| My goodness, it is another World AIDS Day. This is among my least favorite days of the year.
Don’t misunderstand: I do not minimize the need for this day. It is vital to remind the world of the human cost of HIV and AIDS. We must remember those we have lost. We must thank the care providers and researchers who give so much time and effort to help those who have the disease. We must rededicate ourselves to this crucial effort. And as difficult as my experiences have been in reporting on the disease; in volunteering as a helper and “buddy”; in raising my voice as an activist; even in sitting at deathbeds, holding friends’ hands and easing their way from this life to the next, I recognize the blessings and growth bestowed on me from having lived through them. Indeed, I am grateful for these experiences, for the many wonderful people whose life paths have intersected mine — and for the global effort to honor them.
Still, I suspect I have been at this AIDS business for far too long. My first awareness of the disease came 20 years ago, and in the intervening two decades, I have suffered a lot of loss. As of Nov. 30, I have lost 121 acquaintances, friends, and loved ones to AIDS. Thinking of the happy memories I shared with these people — which I do often — gives me great joy. But on each World AIDS Day, I think of these people en masse, in a rolling line: Willie and Robbie and John and Leon and Steve and Connie and Carey and Vince and Audra and Andre and Bobby and Paul and Lorraine and Jamal and Rochelle and Joe and Colin and Walter and Mary Sue and on and on … As you can imagine, it can be mind-numbing, and each year the process becomes increasingly brutal.
My beloved grandfather, who died from cancer three years ago, once said to me during a time when a lot of his 70- and 80-year-old friends were dying that I had undergone too much loss for someone so young. I was just over 30 then and agreed. Now, I am 42 and more fatalistic: Death is part of life. Whatever your age, you deal with it and go on. I can do that. But it doesn’t make the grief disappear, though, and the pain intensifies as the years roll by.
Five years ago, I was stunned and saddened by the death of a friend and AIDS activist. My pain was such that I had to write about it. The story appeared in Baltimore City Paper in May, 1998. My pain is such today that I have to share a piece of it here:
Yes, I have dealt with much loss. It haunts me today and likely will do so until my dying day. But I must think of my lost loved ones and about their deaths.
On World AIDS Day, there is no choice. The situation is worsening, according to United Nations Secretary-General Kofi Annan, who warns that the world is losing the fight against the disease. Read his 2003 World AIDS Day message here.
As noted by England’s National AIDS Trust, five people die from the disease every minute.
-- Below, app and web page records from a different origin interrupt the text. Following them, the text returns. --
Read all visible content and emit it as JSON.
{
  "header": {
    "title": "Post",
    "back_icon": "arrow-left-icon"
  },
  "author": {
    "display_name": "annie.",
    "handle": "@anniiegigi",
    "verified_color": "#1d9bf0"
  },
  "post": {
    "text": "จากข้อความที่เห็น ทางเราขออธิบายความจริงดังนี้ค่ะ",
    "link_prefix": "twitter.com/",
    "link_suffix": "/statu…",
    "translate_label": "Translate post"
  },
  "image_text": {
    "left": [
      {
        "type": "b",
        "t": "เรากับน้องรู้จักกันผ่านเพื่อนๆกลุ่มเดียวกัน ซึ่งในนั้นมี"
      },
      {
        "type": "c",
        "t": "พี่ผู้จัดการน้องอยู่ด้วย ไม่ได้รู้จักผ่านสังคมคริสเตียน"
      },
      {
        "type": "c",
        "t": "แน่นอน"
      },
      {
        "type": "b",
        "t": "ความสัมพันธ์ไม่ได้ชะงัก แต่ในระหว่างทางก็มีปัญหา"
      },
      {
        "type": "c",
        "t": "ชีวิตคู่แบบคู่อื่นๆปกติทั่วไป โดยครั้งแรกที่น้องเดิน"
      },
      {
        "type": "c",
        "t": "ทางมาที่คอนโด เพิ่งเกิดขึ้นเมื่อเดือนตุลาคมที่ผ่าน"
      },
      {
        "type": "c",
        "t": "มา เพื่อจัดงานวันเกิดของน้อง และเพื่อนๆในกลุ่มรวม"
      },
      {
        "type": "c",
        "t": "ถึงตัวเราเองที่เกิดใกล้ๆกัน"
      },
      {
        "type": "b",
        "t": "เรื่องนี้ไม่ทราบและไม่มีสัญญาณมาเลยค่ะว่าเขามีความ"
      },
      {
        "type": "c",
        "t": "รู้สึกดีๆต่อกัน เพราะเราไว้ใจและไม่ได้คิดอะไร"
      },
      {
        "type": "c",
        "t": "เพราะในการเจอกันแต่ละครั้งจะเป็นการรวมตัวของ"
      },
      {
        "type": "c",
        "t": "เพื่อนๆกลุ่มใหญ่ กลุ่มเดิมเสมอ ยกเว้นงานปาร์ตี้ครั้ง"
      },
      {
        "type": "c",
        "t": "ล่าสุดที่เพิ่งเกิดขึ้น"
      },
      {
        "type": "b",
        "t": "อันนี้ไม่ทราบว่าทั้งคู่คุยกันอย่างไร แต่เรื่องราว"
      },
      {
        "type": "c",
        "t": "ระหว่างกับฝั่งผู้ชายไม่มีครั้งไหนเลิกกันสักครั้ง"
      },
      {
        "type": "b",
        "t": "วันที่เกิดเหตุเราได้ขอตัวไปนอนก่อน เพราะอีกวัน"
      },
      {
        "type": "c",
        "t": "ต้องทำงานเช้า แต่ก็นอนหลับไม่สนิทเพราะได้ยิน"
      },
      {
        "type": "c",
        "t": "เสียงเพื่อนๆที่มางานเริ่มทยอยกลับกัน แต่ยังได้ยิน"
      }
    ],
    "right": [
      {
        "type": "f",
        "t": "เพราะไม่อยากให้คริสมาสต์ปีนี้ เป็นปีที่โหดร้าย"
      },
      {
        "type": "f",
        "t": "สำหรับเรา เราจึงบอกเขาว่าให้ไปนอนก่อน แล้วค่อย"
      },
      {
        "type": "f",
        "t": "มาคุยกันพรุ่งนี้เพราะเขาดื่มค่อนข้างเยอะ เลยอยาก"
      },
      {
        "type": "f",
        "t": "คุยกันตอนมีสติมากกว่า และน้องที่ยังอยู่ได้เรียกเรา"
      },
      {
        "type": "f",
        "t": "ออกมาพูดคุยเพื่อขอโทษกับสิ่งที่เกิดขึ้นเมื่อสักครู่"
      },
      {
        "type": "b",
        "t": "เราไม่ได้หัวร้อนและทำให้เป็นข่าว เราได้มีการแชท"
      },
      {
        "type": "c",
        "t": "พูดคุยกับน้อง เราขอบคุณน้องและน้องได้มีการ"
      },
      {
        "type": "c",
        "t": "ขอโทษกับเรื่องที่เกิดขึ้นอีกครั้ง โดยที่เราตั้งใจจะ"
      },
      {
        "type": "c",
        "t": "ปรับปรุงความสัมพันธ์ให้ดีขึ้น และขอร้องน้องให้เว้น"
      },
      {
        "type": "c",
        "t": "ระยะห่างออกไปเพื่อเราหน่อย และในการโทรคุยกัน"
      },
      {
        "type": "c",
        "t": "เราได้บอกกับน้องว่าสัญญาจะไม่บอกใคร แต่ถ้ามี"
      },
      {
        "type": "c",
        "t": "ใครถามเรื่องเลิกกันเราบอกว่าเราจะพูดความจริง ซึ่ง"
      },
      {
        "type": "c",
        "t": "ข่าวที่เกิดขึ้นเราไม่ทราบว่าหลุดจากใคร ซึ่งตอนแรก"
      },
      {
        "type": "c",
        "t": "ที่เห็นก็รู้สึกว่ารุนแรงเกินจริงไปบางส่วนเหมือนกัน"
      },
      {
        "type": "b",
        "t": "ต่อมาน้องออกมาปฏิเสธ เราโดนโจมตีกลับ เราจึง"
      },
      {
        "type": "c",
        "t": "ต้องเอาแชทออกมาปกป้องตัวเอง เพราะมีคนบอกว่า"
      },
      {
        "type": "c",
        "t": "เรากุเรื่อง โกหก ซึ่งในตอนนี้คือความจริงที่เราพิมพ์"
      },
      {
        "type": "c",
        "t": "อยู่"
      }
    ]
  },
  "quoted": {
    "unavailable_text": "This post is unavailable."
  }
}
The disease once known (erroneously) as the “gay plague” now affects every part of this planet, infecting more than 42 million people, 5 million of them last year alone. More stats from NAT’s World AIDS Day site:
Adding insult to proverbial injury, there are those who, through ignorance and/or bigotry, still attempt to stigmatize those with the disease Hence this year’s WAD theme: “Stigma and Discrimination — Live and Let Live.” NAT offers a test that asks Are You HIV Prejudiced? Take the test and learn something about yourself. However you score, make it part of your life to stop this nonsense. Help people learn to live and let live.
So there are many reasons that make World AIDS Day necessary. UK organization Avert offers a summation:
Indeed. I have been at this AIDS business too long. But as long as prejudice continues and education is needed and items sit on the to-do list, I will stick with it. Quoting Frost, there are miles to go before I sleep.
Much love always to everyone on my list… You are missed, every World AIDS Day and, in truth, every single day.